      Once I gained what I wanted, I left and started my blog and other writing. My theory then and now was if I was going to write on a variety of topics "for free," then I wanted them to be for me.

      My long response (sorry!), is that I do agree that the content mills, volunteer site (I just had a friend send me a link that wanted "five well researched posts a week" with the "honor" of seeing one's name on their site. I laughed!) and revenue-sharing sites are what is driving down the money for freelance writing.

      There is hope, though, and like you said, money to be made if one continues to hone the craft and find those who will pay for your expertise.

  3. Raubi Perilli
    March 7, 2014 at 3:28 pm

    Thanks for sharing Jackson. We were pretty surprised by the data that we collected. Like Dann mentioned above it's crazy that more writers don't know about Google Authorship, and as you mentioned the yearly income is surprisingly low. The companion white paper looks at possible reasons why those numbers are so low. If you get a chance to read through the full paper, definitely let me know what you think!

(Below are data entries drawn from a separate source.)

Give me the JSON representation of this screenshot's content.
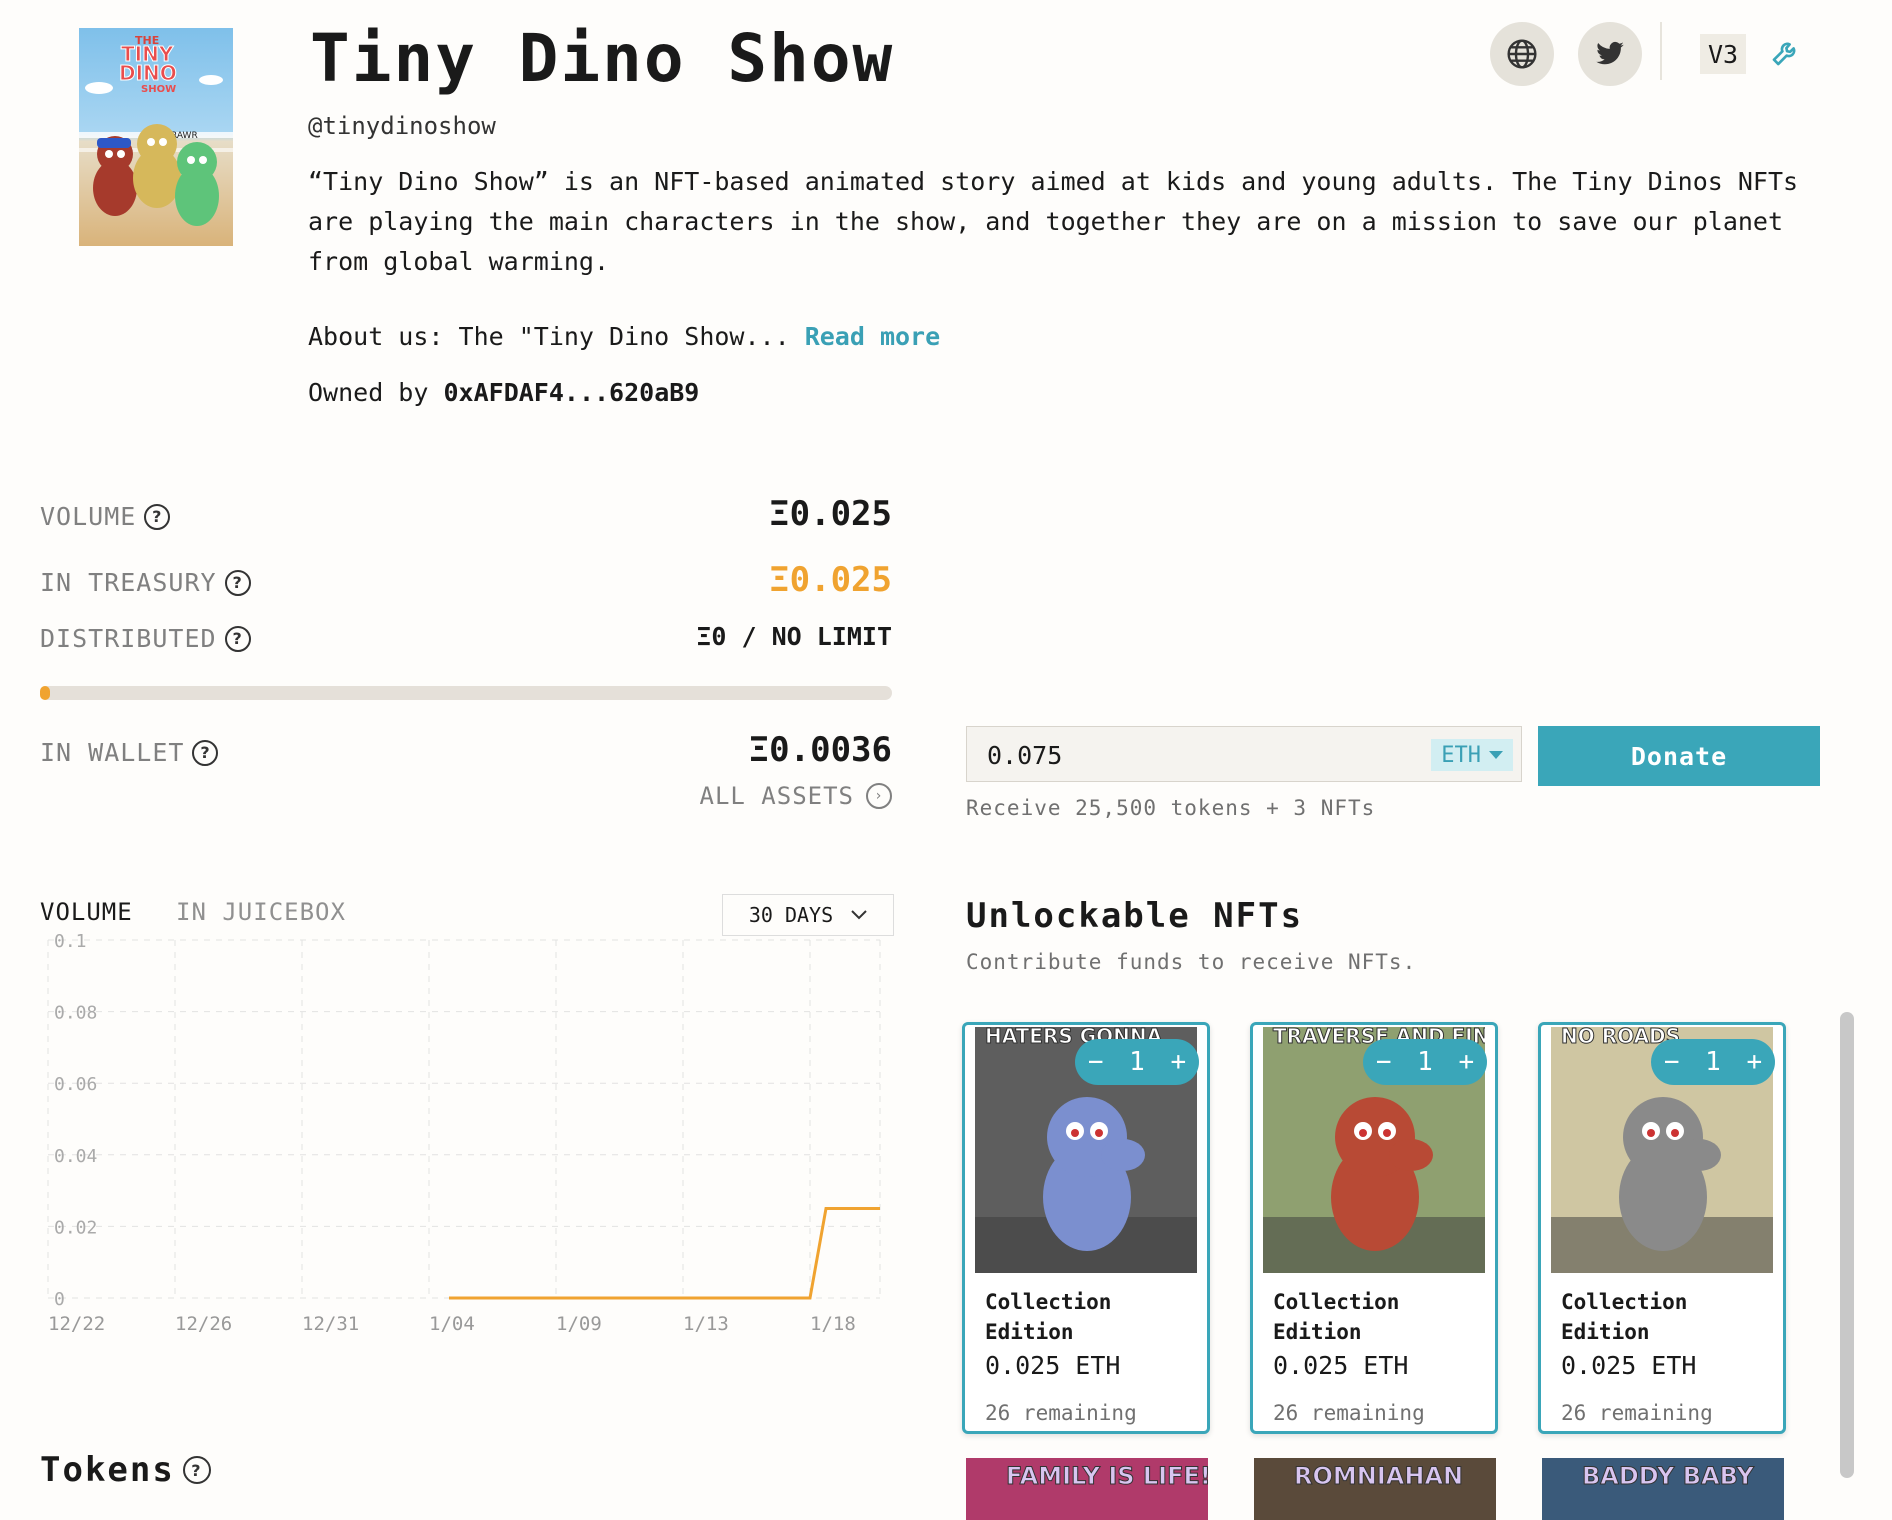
{
  "project": {
    "title": "Tiny Dino Show",
    "handle": "@tinydinoshow",
    "description": "“Tiny Dino Show” is an NFT-based animated story aimed at kids and young adults. The Tiny Dinos NFTs are playing the main characters in the show, and together they are on a mission to save our planet from global warming.",
    "about_text": "About us: The \"Tiny Dino Show...",
    "read_more": "Read more",
    "owned_by_label": "Owned by",
    "owner_address": "0xAFDAF4...620aB9",
    "version": "V3",
    "logo": {
      "line1": "THE",
      "line2": "TINY",
      "line3": "DINO",
      "line4": "SHOW",
      "speech": "RAWR"
    }
  },
  "icons": {
    "website": "globe-icon",
    "twitter": "twitter-icon",
    "settings": "wrench-icon"
  },
  "stats": {
    "volume_label": "VOLUME",
    "volume_value": "Ξ0.025",
    "treasury_label": "IN TREASURY",
    "treasury_value": "Ξ0.025",
    "distributed_label": "DISTRIBUTED",
    "distributed_value": "Ξ0 / NO LIMIT",
    "progress_fraction": 0.01,
    "wallet_label": "IN WALLET",
    "wallet_value": "Ξ0.0036",
    "all_assets": "ALL ASSETS"
  },
  "donate": {
    "amount": "0.075",
    "currency": "ETH",
    "button": "Donate",
    "receive_text": "Receive 25,500 tokens + 3 NFTs"
  },
  "chart_tabs": {
    "volume": "VOLUME",
    "in_juicebox": "IN JUICEBOX",
    "range": "30 DAYS"
  },
  "chart_data": {
    "type": "line",
    "x": [
      "1/04",
      "1/09",
      "1/13",
      "1/18",
      "1/19",
      "1/22"
    ],
    "values": [
      0,
      0,
      0,
      0,
      0.025,
      0.025
    ],
    "x_ticks": [
      "12/22",
      "12/26",
      "12/31",
      "1/04",
      "1/09",
      "1/13",
      "1/18"
    ],
    "y_ticks": [
      "0",
      "0.02",
      "0.04",
      "0.06",
      "0.08",
      "0.1"
    ],
    "ylim": [
      0,
      0.1
    ],
    "grid": true,
    "line_color": "#f0a330"
  },
  "nfts": {
    "heading": "Unlockable NFTs",
    "subheading": "Contribute funds to receive NFTs.",
    "items": [
      {
        "name": "Collection Edition",
        "price": "0.025 ETH",
        "remaining": "26 remaining",
        "qty": "1",
        "banner": "HATERS GONNA",
        "body_color": "#7b8fcf",
        "bg": "#5e5e5e"
      },
      {
        "name": "Collection Edition",
        "price": "0.025 ETH",
        "remaining": "26 remaining",
        "qty": "1",
        "banner": "TRAVERSE AND FIND",
        "body_color": "#b84a35",
        "bg": "#8fa070"
      },
      {
        "name": "Collection Edition",
        "price": "0.025 ETH",
        "remaining": "26 remaining",
        "qty": "1",
        "banner": "NO ROADS",
        "body_color": "#8a8a8a",
        "bg": "#cfc6a2"
      }
    ],
    "next_row": [
      {
        "banner": "FAMILY IS LIFE!!!",
        "bg": "#b03a6a"
      },
      {
        "banner": "ROMNIAHAN",
        "bg": "#5a4a3a"
      },
      {
        "banner": "BADDY BABY",
        "bg": "#3a5a7a"
      }
    ]
  },
  "tokens": {
    "heading": "Tokens"
  },
  "colors": {
    "accent": "#3aa6b9",
    "orange": "#f0a330"
  }
}
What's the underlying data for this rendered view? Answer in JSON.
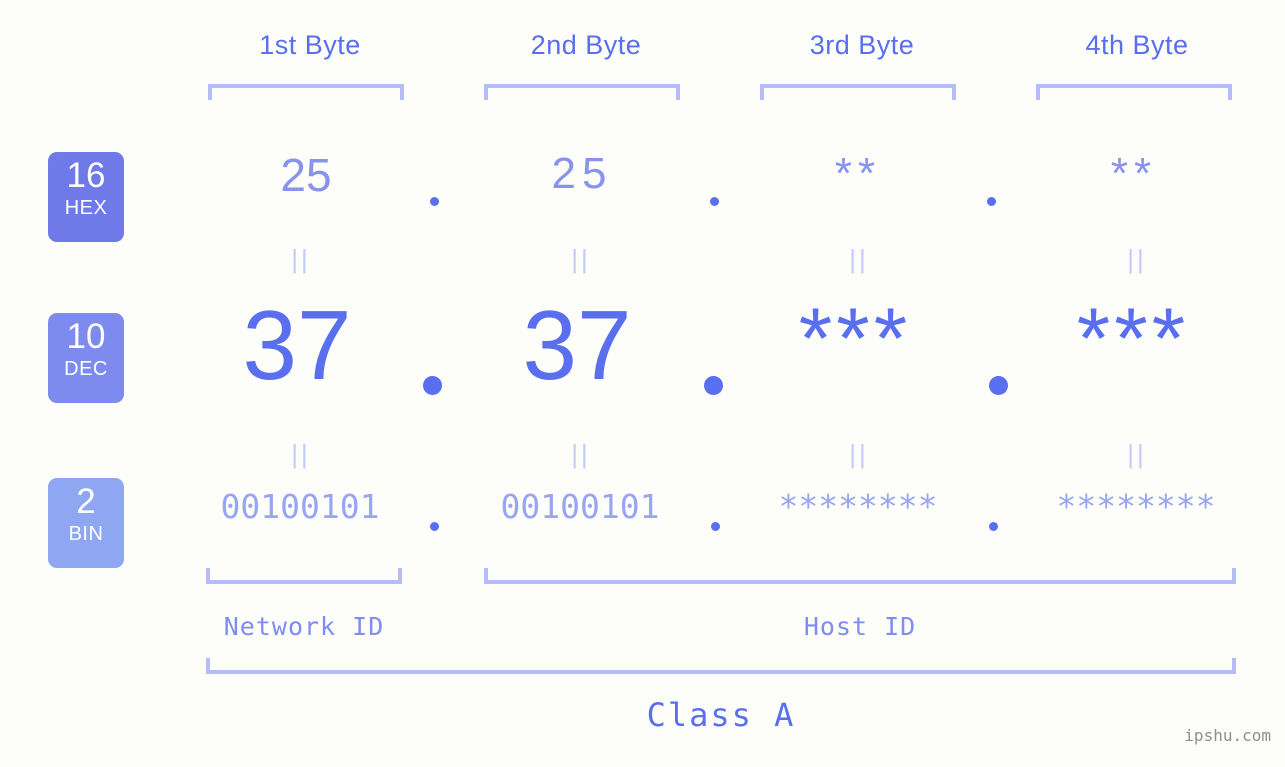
{
  "background_color": "#fdfdfa",
  "accent_colors": {
    "primary": "#5a6ef0",
    "hex_row": "#8893ee",
    "bin_row": "#98a5f2",
    "bracket": "#b4bdfa",
    "equals": "#c3cbfb",
    "badge_hex": "#7079e8",
    "badge_dec": "#7d8bef",
    "badge_bin": "#8fa7f3",
    "watermark": "#8e8e8e"
  },
  "byte_headers": [
    {
      "label": "1st Byte"
    },
    {
      "label": "2nd Byte"
    },
    {
      "label": "3rd Byte"
    },
    {
      "label": "4th Byte"
    }
  ],
  "bases": [
    {
      "number": "16",
      "name": "HEX"
    },
    {
      "number": "10",
      "name": "DEC"
    },
    {
      "number": "2",
      "name": "BIN"
    }
  ],
  "rows": {
    "hex": {
      "base_number": "16",
      "base_name": "HEX",
      "values": [
        "25",
        "25",
        "**",
        "**"
      ]
    },
    "dec": {
      "base_number": "10",
      "base_name": "DEC",
      "values": [
        "37",
        "37",
        "***",
        "***"
      ]
    },
    "bin": {
      "base_number": "2",
      "base_name": "BIN",
      "values": [
        "00100101",
        "00100101",
        "********",
        "********"
      ]
    }
  },
  "separators": {
    "dot": ".",
    "equals": "||"
  },
  "sections": [
    {
      "label": "Network ID"
    },
    {
      "label": "Host ID"
    }
  ],
  "class_label": "Class A",
  "watermark": "ipshu.com"
}
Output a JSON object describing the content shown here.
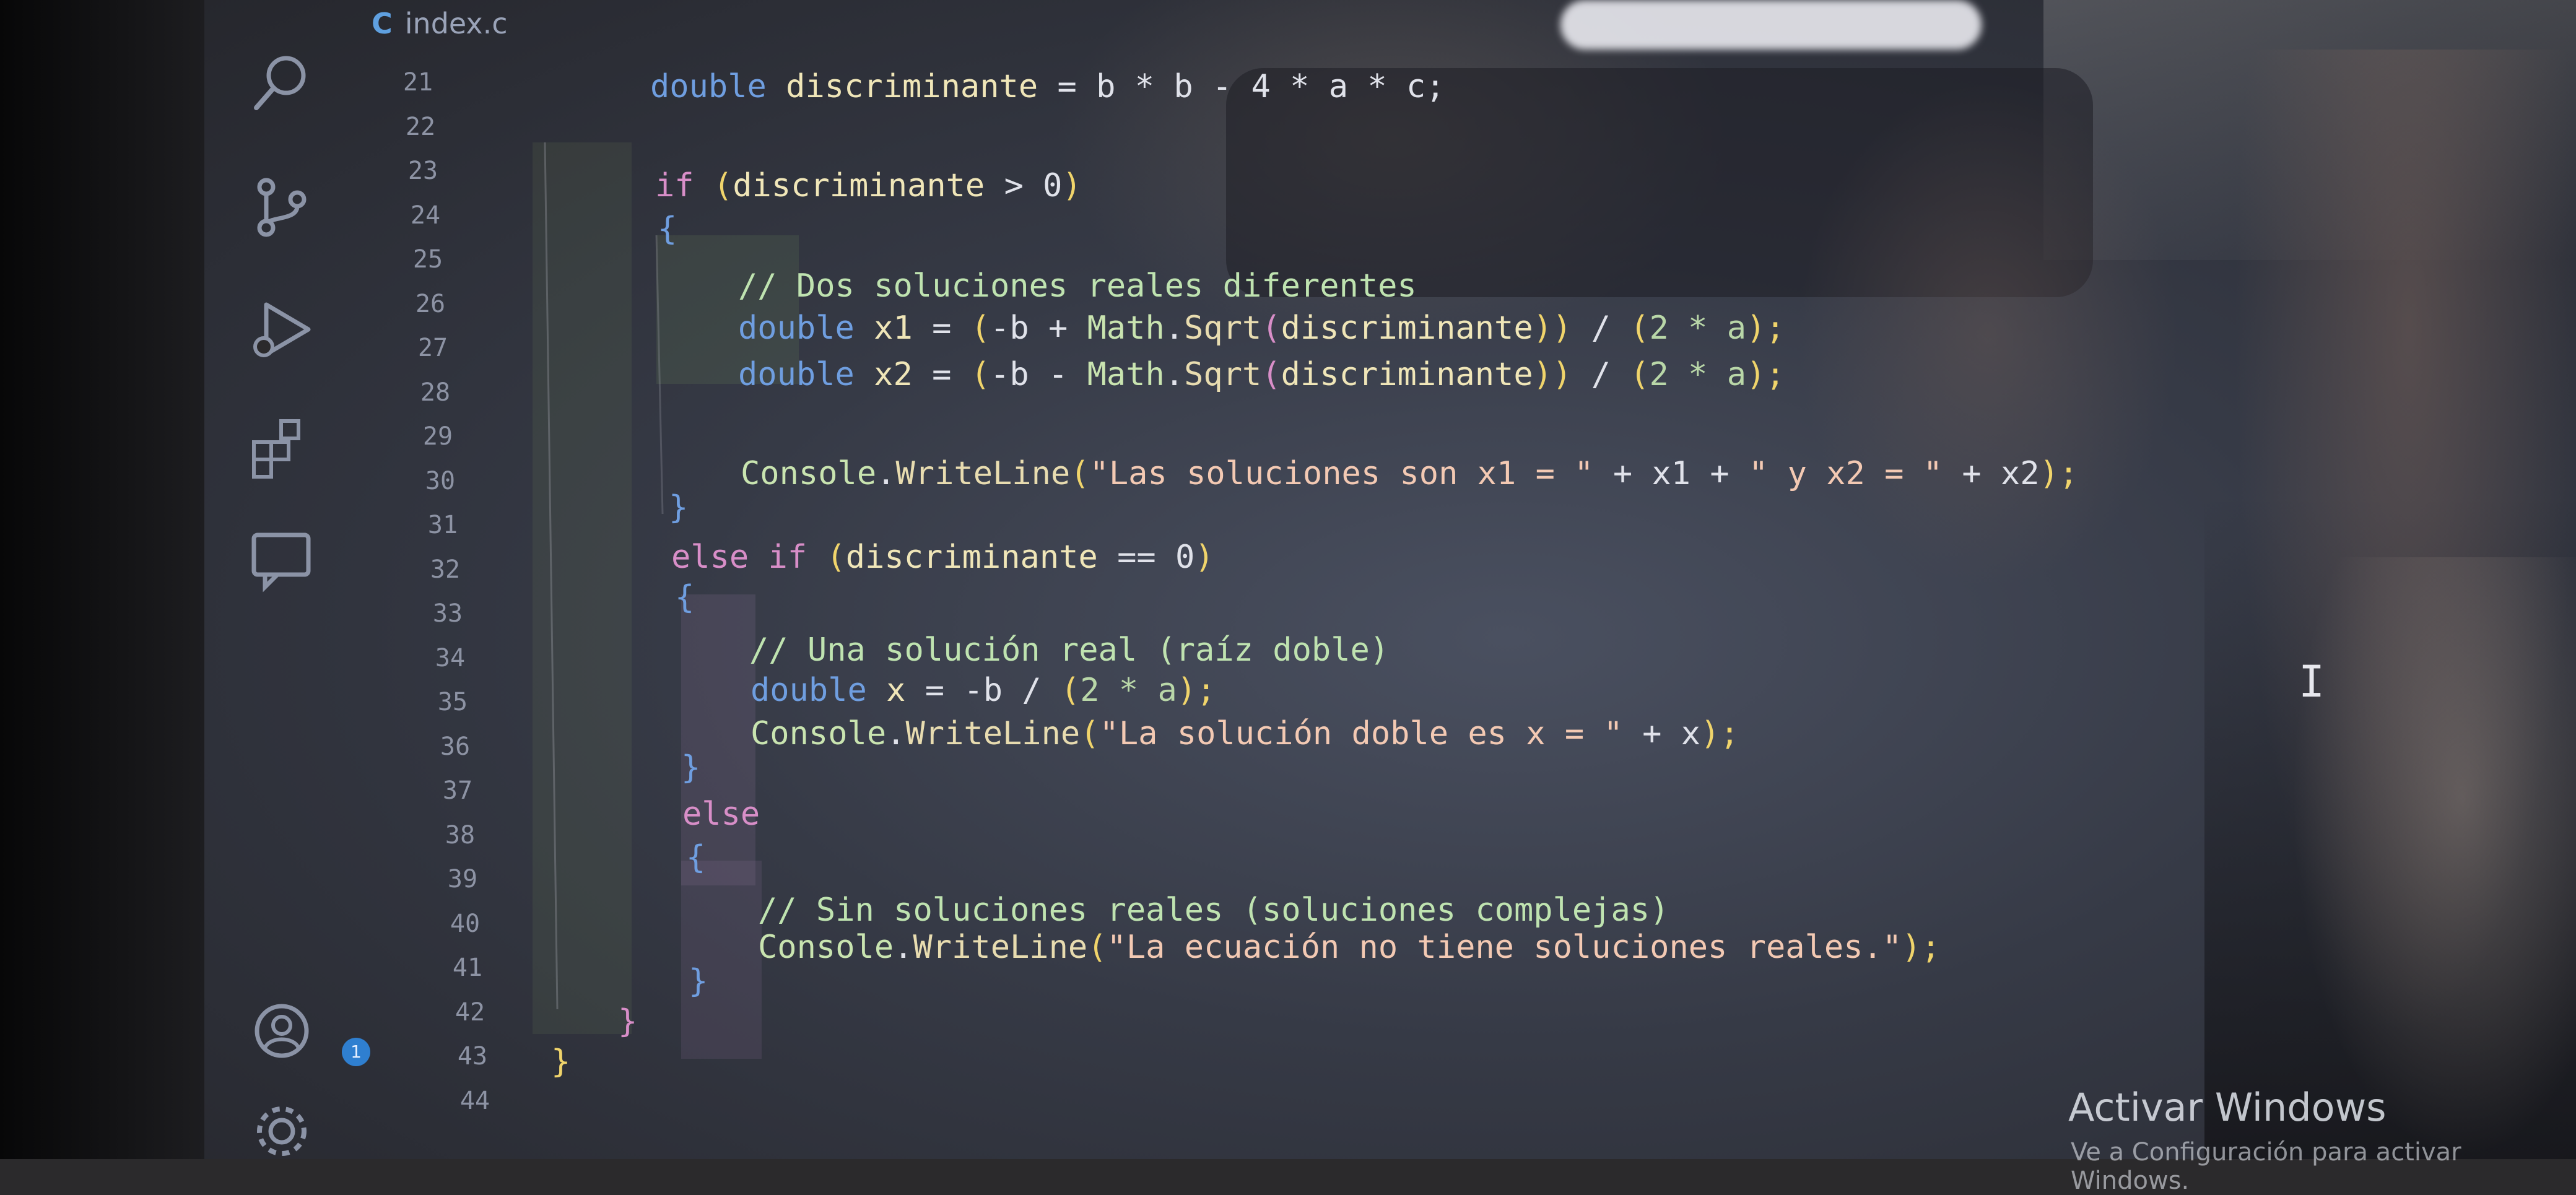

  4. Guy M
    March 7, 2014 at 1:39 pm

    Great find Jackson! Very enlightening. I hope to make freelance writing my full-time job one day, so this is a great resource.

  5. Dann A
    March 7, 2014 at 7:58 am

    Well, the salary figures aren't very encouraging, but the fact that I know about Google Authorship makes me feel pretty stand-out after reading this. I'm really surprised by the 43% who felt very knowledgeable about that; I keep seeing tutorials about it and articles on how important it is all over the place. However, there were less than 250 writers in the survey, so I would imagine it really depends on the group that you get.